Let’s face it. Criticism has become a dirty word. We think of it as “nit-picking, objection, disapproval.” But it doesn’t have to be a dirty word.
In a broader context, criticism is an assessment, review or observation that can even be in the form of appreciation. Nobody seems to ever talk about that one: When the criticism is good, we don’t call it criticism, we call it approval. We call it praise. We call it being appreciated. And who doesn’t enjoy sincere appreciation for their work?
Anyways, for constructive criticism to occur three things have to happen:
1.There should be interest on the part of the criticizer and the criticized
In terms of traditional newspaper reviewers, the luckiest artistic communities have critics who are actually interested in the area they’re observing. Nothing is worse than trying to engage a completely disinterested, jaded critic with an agenda of his own (I know, I was one of those!)
In terms of peer-to-peer criticism, though, this is trickier. If both of you are theater practitioners, you’d think, “Of course, they’re interested! Of course they want to discuss this!” Well, sometimes they’re not interested in getting criticism on their project at all. And sometimes they don’t want it right then. And sometimes they don’t want it from you. Interest in the criticism has to be there on both sides for it to work.
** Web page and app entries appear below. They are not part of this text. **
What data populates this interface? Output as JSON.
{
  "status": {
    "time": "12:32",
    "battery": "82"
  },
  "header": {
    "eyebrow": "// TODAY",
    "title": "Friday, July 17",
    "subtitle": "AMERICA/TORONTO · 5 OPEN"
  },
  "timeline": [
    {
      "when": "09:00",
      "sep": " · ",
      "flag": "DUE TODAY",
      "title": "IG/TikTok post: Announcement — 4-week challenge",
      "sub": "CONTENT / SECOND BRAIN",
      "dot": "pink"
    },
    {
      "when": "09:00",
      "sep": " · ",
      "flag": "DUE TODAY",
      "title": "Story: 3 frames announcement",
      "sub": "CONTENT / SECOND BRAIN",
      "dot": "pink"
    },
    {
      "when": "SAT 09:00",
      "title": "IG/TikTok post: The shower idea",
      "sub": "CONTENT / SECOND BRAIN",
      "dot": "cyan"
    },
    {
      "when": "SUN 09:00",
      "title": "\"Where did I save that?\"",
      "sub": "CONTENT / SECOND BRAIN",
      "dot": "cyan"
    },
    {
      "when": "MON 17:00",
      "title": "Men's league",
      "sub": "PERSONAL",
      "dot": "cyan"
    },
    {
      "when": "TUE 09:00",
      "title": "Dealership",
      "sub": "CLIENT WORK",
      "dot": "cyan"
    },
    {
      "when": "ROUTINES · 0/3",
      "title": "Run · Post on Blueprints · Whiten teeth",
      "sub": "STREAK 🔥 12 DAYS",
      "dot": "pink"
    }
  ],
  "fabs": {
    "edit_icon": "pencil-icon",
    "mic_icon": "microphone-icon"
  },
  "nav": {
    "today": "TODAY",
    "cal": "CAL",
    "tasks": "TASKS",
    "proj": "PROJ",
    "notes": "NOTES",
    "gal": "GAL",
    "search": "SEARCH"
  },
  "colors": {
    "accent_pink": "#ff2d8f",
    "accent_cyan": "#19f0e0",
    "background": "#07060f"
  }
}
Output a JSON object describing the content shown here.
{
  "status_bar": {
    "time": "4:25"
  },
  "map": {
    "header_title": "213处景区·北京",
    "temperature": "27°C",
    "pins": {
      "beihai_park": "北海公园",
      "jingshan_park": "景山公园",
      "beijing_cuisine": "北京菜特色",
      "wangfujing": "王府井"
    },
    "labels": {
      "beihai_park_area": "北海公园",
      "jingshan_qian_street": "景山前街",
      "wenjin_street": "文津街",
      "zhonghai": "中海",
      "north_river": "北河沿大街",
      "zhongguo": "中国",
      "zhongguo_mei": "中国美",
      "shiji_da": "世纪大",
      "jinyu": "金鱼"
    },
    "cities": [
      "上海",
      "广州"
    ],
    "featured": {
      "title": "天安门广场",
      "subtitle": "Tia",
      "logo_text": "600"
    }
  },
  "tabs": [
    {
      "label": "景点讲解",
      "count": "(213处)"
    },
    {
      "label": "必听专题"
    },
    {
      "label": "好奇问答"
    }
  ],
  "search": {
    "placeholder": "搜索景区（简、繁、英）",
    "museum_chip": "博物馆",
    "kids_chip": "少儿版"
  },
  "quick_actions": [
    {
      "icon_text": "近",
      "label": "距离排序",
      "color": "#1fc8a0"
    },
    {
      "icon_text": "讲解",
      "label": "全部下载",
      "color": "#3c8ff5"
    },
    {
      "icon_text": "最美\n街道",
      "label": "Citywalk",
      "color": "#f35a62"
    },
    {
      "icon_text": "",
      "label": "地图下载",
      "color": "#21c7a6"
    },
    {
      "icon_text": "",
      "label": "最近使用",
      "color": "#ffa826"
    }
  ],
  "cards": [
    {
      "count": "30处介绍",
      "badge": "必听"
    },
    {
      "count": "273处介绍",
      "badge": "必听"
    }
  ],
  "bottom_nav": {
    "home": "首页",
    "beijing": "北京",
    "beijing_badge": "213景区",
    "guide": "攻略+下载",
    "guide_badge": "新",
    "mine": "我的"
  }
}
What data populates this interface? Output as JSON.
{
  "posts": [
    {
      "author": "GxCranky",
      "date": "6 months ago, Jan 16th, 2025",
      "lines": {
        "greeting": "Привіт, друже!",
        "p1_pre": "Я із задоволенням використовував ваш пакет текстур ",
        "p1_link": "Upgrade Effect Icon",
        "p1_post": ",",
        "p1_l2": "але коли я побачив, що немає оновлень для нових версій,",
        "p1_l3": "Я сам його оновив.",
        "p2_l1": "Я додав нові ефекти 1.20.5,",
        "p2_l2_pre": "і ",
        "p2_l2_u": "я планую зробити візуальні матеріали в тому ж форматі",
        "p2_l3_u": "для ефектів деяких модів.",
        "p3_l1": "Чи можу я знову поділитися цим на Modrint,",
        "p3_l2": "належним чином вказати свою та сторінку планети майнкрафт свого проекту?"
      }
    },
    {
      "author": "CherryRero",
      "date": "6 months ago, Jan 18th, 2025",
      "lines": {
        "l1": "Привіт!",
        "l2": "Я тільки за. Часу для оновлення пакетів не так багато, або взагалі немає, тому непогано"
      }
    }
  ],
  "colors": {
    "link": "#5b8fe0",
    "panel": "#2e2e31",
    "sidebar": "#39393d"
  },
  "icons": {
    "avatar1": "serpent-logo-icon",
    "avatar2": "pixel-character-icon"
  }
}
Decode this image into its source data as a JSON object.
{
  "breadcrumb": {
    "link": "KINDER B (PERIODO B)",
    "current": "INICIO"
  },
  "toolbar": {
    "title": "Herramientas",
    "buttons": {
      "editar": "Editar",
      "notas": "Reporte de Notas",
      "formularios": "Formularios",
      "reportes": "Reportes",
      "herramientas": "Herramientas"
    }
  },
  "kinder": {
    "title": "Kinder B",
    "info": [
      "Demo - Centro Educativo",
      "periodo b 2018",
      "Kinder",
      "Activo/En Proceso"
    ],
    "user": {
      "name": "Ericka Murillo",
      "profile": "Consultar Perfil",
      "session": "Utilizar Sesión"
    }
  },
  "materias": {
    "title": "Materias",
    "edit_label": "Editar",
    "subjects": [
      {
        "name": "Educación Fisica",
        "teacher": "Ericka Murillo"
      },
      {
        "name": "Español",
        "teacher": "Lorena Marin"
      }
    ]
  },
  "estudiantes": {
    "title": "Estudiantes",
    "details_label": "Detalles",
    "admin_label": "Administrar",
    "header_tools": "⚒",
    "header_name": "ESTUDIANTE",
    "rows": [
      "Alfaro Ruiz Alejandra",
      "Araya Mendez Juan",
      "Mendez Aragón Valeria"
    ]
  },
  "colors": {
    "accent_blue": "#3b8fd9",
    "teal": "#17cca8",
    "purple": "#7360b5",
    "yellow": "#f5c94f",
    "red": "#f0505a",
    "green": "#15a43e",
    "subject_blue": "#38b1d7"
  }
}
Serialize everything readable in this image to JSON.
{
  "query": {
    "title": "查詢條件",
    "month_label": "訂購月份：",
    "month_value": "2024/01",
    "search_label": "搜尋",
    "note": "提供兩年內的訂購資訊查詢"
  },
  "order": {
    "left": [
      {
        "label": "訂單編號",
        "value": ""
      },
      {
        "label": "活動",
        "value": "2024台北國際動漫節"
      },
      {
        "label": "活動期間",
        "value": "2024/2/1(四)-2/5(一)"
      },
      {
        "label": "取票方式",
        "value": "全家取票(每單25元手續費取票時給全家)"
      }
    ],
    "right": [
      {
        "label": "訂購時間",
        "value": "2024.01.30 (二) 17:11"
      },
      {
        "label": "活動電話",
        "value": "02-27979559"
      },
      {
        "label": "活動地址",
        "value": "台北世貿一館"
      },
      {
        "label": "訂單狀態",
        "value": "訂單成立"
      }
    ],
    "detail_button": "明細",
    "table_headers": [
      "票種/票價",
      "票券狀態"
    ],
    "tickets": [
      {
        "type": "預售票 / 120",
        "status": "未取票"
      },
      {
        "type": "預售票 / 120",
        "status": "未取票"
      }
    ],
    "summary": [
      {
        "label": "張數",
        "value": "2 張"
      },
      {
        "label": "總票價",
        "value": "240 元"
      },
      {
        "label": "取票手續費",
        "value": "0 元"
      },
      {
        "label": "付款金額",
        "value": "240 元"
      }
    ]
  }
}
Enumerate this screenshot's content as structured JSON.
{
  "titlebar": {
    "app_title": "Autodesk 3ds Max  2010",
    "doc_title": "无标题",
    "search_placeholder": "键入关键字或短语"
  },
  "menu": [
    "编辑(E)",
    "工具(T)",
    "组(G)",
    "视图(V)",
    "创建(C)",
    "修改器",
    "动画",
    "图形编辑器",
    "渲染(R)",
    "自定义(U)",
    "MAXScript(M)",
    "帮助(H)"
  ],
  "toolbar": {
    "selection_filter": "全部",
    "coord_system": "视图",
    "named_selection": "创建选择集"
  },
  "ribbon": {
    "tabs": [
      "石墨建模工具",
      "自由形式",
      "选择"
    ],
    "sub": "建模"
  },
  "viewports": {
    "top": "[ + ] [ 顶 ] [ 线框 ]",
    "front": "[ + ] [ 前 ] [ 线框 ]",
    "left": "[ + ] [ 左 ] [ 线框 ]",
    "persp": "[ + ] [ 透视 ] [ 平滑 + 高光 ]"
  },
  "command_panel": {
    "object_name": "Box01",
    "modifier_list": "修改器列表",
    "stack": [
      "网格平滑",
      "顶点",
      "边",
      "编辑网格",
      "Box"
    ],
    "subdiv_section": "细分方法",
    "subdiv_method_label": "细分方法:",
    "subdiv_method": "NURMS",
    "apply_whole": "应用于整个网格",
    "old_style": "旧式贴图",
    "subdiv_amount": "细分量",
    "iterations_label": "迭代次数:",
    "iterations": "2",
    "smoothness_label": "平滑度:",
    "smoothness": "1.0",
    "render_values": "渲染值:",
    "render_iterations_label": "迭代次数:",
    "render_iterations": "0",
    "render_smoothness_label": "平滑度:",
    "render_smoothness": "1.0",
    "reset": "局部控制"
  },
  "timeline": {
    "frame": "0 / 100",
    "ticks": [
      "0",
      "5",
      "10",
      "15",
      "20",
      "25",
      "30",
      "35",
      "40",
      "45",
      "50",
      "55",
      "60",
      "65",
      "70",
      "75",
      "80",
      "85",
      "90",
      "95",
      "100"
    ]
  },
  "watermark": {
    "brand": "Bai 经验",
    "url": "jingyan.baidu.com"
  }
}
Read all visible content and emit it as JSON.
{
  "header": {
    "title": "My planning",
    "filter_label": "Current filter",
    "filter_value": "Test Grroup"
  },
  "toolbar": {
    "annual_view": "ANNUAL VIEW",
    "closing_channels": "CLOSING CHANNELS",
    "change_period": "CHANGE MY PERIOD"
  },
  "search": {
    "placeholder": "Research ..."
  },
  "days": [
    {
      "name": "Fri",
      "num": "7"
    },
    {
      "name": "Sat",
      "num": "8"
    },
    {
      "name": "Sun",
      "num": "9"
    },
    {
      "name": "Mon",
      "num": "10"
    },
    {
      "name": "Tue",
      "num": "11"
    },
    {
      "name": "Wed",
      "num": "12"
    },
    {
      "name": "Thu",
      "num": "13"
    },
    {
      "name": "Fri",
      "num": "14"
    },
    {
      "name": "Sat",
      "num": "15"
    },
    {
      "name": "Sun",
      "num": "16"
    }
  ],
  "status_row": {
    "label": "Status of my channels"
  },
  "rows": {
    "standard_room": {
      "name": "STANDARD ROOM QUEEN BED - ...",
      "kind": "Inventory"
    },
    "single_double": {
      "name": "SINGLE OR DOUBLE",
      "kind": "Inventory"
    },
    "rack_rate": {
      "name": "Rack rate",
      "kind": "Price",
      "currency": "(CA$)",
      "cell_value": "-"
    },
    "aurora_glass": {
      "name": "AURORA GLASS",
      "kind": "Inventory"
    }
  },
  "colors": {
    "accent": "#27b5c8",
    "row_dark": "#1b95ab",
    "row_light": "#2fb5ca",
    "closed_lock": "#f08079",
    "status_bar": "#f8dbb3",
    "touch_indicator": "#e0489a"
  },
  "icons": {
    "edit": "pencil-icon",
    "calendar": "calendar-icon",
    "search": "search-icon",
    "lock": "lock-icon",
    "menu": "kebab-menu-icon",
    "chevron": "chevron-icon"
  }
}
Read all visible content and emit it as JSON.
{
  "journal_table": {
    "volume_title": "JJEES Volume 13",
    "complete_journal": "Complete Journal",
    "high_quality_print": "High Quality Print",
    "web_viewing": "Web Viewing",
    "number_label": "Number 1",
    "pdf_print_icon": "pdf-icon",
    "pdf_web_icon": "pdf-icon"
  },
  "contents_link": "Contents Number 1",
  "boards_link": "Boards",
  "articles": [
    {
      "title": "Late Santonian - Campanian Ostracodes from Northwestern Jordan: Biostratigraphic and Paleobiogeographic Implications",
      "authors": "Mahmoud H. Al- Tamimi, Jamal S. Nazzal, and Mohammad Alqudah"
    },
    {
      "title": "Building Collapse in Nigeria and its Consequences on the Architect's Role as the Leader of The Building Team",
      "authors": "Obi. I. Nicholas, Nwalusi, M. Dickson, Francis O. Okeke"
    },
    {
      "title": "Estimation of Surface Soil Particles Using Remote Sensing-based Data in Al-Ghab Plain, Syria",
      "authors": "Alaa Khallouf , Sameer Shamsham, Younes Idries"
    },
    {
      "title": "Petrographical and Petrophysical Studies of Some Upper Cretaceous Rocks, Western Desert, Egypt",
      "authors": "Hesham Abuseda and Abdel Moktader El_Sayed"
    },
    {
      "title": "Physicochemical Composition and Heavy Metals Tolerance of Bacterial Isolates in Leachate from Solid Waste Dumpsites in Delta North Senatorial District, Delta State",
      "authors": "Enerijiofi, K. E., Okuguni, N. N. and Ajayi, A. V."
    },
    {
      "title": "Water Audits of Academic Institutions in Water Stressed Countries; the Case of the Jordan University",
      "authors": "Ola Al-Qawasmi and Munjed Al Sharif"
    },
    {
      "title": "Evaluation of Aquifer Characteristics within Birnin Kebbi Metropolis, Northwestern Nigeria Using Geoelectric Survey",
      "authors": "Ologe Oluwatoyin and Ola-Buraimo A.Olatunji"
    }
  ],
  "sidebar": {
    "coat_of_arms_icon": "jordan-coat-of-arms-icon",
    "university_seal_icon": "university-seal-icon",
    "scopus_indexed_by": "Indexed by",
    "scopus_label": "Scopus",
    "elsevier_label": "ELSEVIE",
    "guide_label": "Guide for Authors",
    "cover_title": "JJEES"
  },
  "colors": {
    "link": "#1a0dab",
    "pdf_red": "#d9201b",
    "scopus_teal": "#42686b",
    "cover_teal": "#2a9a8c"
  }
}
2. there should be bonding and trust that the discussion is for the right reasons
Again, a jaded, agendized critic tends to create a haze of disenchantment in the critical process. But an honest, accessible reviewer doing their best to engage with the work consistently can usually build a trust– from a distance– with the artists she’s covering. But when a producer or organization first begins to be reviewed by that person, trust hasn’t built up yet and defensiveness can ensue.
In terms of peer to peer criticism, trust is invaluable and essential.. But it cannot be built if artists stay in their own bubbles and never engage with their colleagues.
3. and the criticism should be presented as a discussion
In this day and age, this is the easiest aspect of arts criticism– blogs have comment sections, Facebook and Twitter have reply features. The interactive nature of reviewing is deeper than ever. While I don’t usually encourage artists to directly engage in a public review of their own show, audiences and colleagues should actively engage in the conversation in order to broaden the scope.
In peer-to-peer criticism, discussion is critical. There is a time and a place for it and both sides should be able to ask for clarification, challenge assumptions and be given the opportunity to mull things over for a further discussion later.
When the criticism meets these three criteria, there is a strong foundation for learning to occur, and for both members to benefit.